Most small businesses aren’t aware of how effective email marketing can be if done right. That’s why you need to be careful in automating your email marketing, to make sure it’s ideal before you move on.
According to recent statistics, 49% of businesses already use some form of email automation. For the most part, for every dollar they spend on email marketing, the ROI is $44.
So, you shouldn’t underestimate email marketing. Your newsletter alone can be a powerful tool in how your followers interact with your brand and, of course, your sales.
How to integrate automation
When considering automating your email marketing, first take a look at trigger emails. These are emails based on your subscribers’ specific behaviors. The most common ones include welcome emails, abandoned cart emails (if you’re in eCommerce), purchase emails, and more.
Depending on your business, you can build your trigger emails for different occasions and follow certain tasks. Once you get your trigger emails down, the next thing you should do is experiment so that you know what works and what doesn’t.
To do that, consider your email subscribers and how you can break it down based on different criteria.
In other words, you should segment your email list so that all of your subscribers don’t get the same cut and dried template that may or may not even be relevant to them.
Then, to make sure all your emails end up in their respective inboxes, take the time to go through the necessary list cleaning process or email verification so you know your batch emails are valid.
Taking this extra step for email validation could be the difference between your emails being on point or bouncing.
The more you customize your emails, based on the segments, the better. So, try to experiment with different demographics, purchase history, email text, and more.
Once you find that sweet spot, you’ll start to see an increase in your email campaign conversion rates.
Invoicing might seem like a small part of your finances, but they’re an essential one. After all, you need them to get paid.
However, as a business owner, you might be juggling a number of hats as is. From project management to social media, it can be easy to let an invoice or an expense report get lost in the shuffle.
Either that, or you might be spending too much time at the end of each month sending out the same invoices to your repeating clients.
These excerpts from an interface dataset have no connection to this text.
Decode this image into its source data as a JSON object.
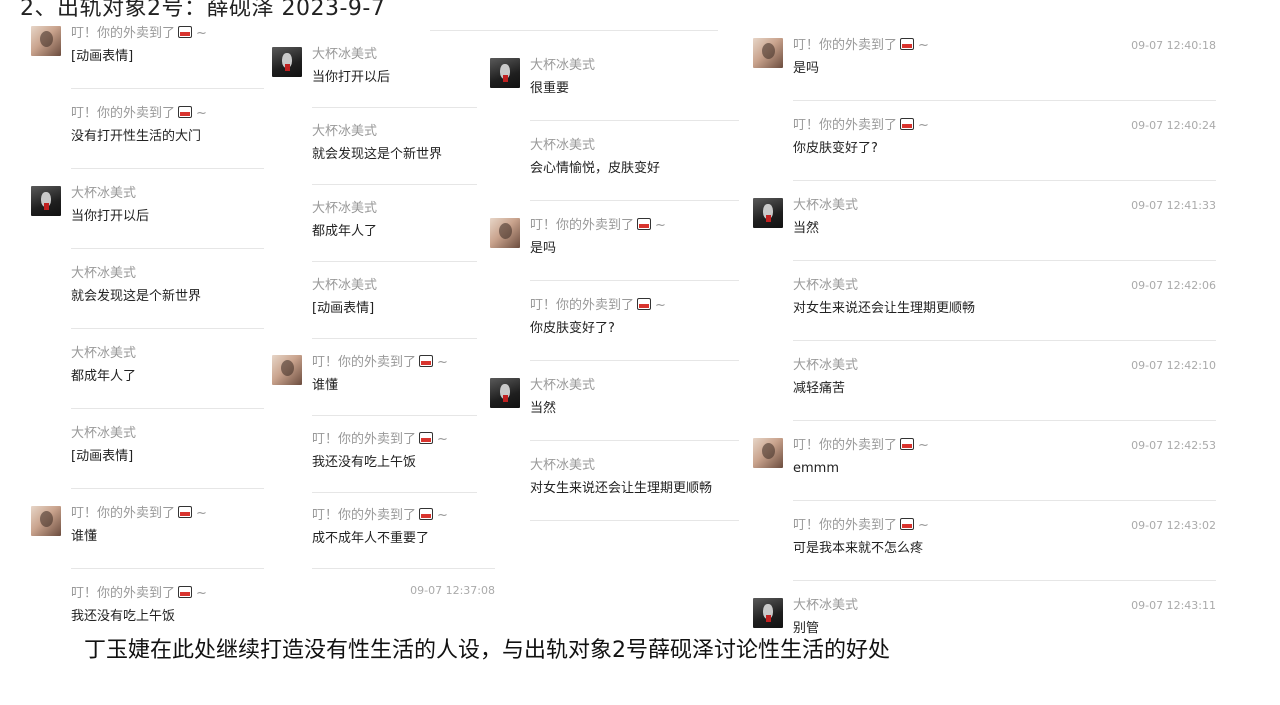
{
  "header": {
    "title": "2、出轨对象2号：薛砚泽 2023-9-7"
  },
  "footer": {
    "caption": "丁玉婕在此处继续打造没有性生活的人设，与出轨对象2号薛砚泽讨论性生活的好处"
  },
  "senders": {
    "woman": "叮！你的外卖到了",
    "man": "大杯冰美式"
  },
  "icons": {
    "takeout_box": "takeout-box-icon",
    "suffix": "~"
  },
  "columns": [
    {
      "messages": [
        {
          "sender": "叮！你的外卖到了",
          "text": "[动画表情]"
        },
        {
          "sender": "叮！你的外卖到了",
          "text": "没有打开性生活的大门"
        },
        {
          "sender": "大杯冰美式",
          "text": "当你打开以后"
        },
        {
          "sender": "大杯冰美式",
          "text": "就会发现这是个新世界"
        },
        {
          "sender": "大杯冰美式",
          "text": "都成年人了"
        },
        {
          "sender": "大杯冰美式",
          "text": "[动画表情]"
        },
        {
          "sender": "叮！你的外卖到了",
          "text": "谁懂"
        },
        {
          "sender": "叮！你的外卖到了",
          "text": "我还没有吃上午饭"
        }
      ]
    },
    {
      "messages": [
        {
          "sender": "大杯冰美式",
          "text": "当你打开以后"
        },
        {
          "sender": "大杯冰美式",
          "text": "就会发现这是个新世界"
        },
        {
          "sender": "大杯冰美式",
          "text": "都成年人了"
        },
        {
          "sender": "大杯冰美式",
          "text": "[动画表情]"
        },
        {
          "sender": "叮！你的外卖到了",
          "text": "谁懂"
        },
        {
          "sender": "叮！你的外卖到了",
          "text": "我还没有吃上午饭"
        },
        {
          "sender": "叮！你的外卖到了",
          "text": "成不成年人不重要了"
        }
      ],
      "trailing_time": "09-07 12:37:08"
    },
    {
      "messages": [
        {
          "sender": "大杯冰美式",
          "text": "很重要"
        },
        {
          "sender": "大杯冰美式",
          "text": "会心情愉悦，皮肤变好"
        },
        {
          "sender": "叮！你的外卖到了",
          "text": "是吗"
        },
        {
          "sender": "叮！你的外卖到了",
          "text": "你皮肤变好了?"
        },
        {
          "sender": "大杯冰美式",
          "text": "当然"
        },
        {
          "sender": "大杯冰美式",
          "text": "对女生来说还会让生理期更顺畅"
        }
      ]
    },
    {
      "messages": [
        {
          "sender": "叮！你的外卖到了",
          "text": "是吗",
          "time": "09-07 12:40:18"
        },
        {
          "sender": "叮！你的外卖到了",
          "text": "你皮肤变好了?",
          "time": "09-07 12:40:24"
        },
        {
          "sender": "大杯冰美式",
          "text": "当然",
          "time": "09-07 12:41:33"
        },
        {
          "sender": "大杯冰美式",
          "text": "对女生来说还会让生理期更顺畅",
          "time": "09-07 12:42:06"
        },
        {
          "sender": "大杯冰美式",
          "text": "减轻痛苦",
          "time": "09-07 12:42:10"
        },
        {
          "sender": "叮！你的外卖到了",
          "text": "emmm",
          "time": "09-07 12:42:53"
        },
        {
          "sender": "叮！你的外卖到了",
          "text": "可是我本来就不怎么疼",
          "time": "09-07 12:43:02"
        },
        {
          "sender": "大杯冰美式",
          "text": "别管",
          "time": "09-07 12:43:11"
        }
      ]
    }
  ]
}
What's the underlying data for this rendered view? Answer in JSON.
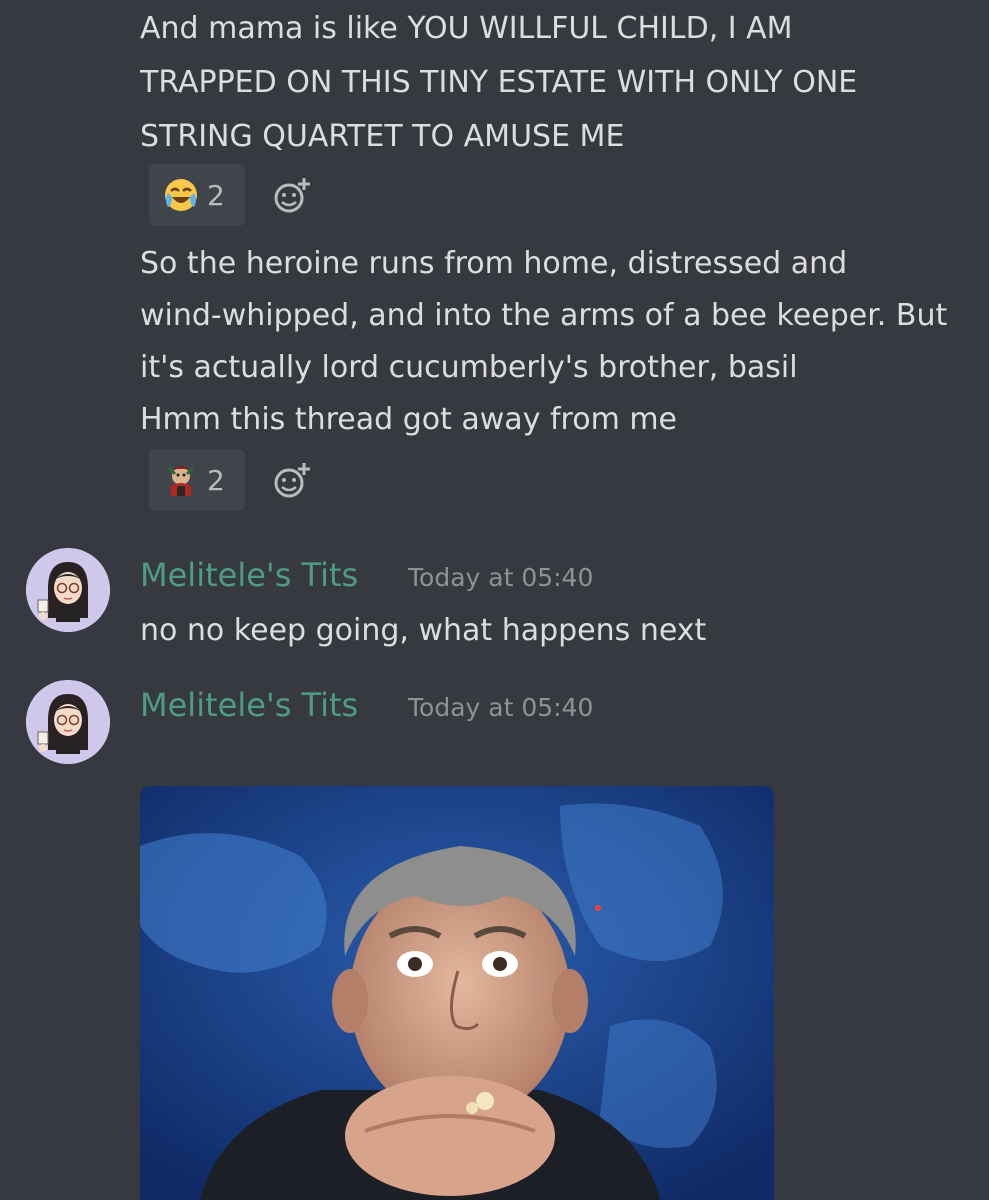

Both ways of handling your invoices are particularly inefficient in how you spend your time as a business owner. All of these minor tasks start to add up.
Finances are arguably one of the most important parts of any business.What if you could make it so that all your different invoices get sent out the same at the end of each month to each of your clients?
How to integrate automation
If you’re not making more money than you’re losing, then you’re definitely going to go out of business at some point. Most startups (9 out of 10, usually) already fail. So, if you want to make it far as a business, you need to be on top of your finances.
This means making sure all of your invoices get sent out each month, you’re tracking your cash flow and your expenses aren’t adding up.
Most accounting or invoicing machines can do that already. But to take it a step further, look at your invoices and think about how they interact with other parts of your business.
For example, if you’re invoicing your clients with InvoiceBerry, you can connect the software to your other tools via Zapier. These integrations make your life easier and can set up “if this, then that” trigger actions. For instance, you can automatically update your team in Slack when a new invoice is created.
This way, you’re killing two birds with one stone. You save time by combining two separate tools (and separate actions) in an automated one.
At the end of the day, automation is all about improving your efficiency. And combining two different tools you use into one automatic action is one of the best ways of doing so.
Uwe Dreissigacker is the founder of online invoicing software InvoiceBerry and also offers free invoice templates to businesses. Small businesses and sole traders can create, send and manage their invoices, quotes and credit notes with the tool. In his free time, Uwe travels the world and enjoys experiencing different cultures.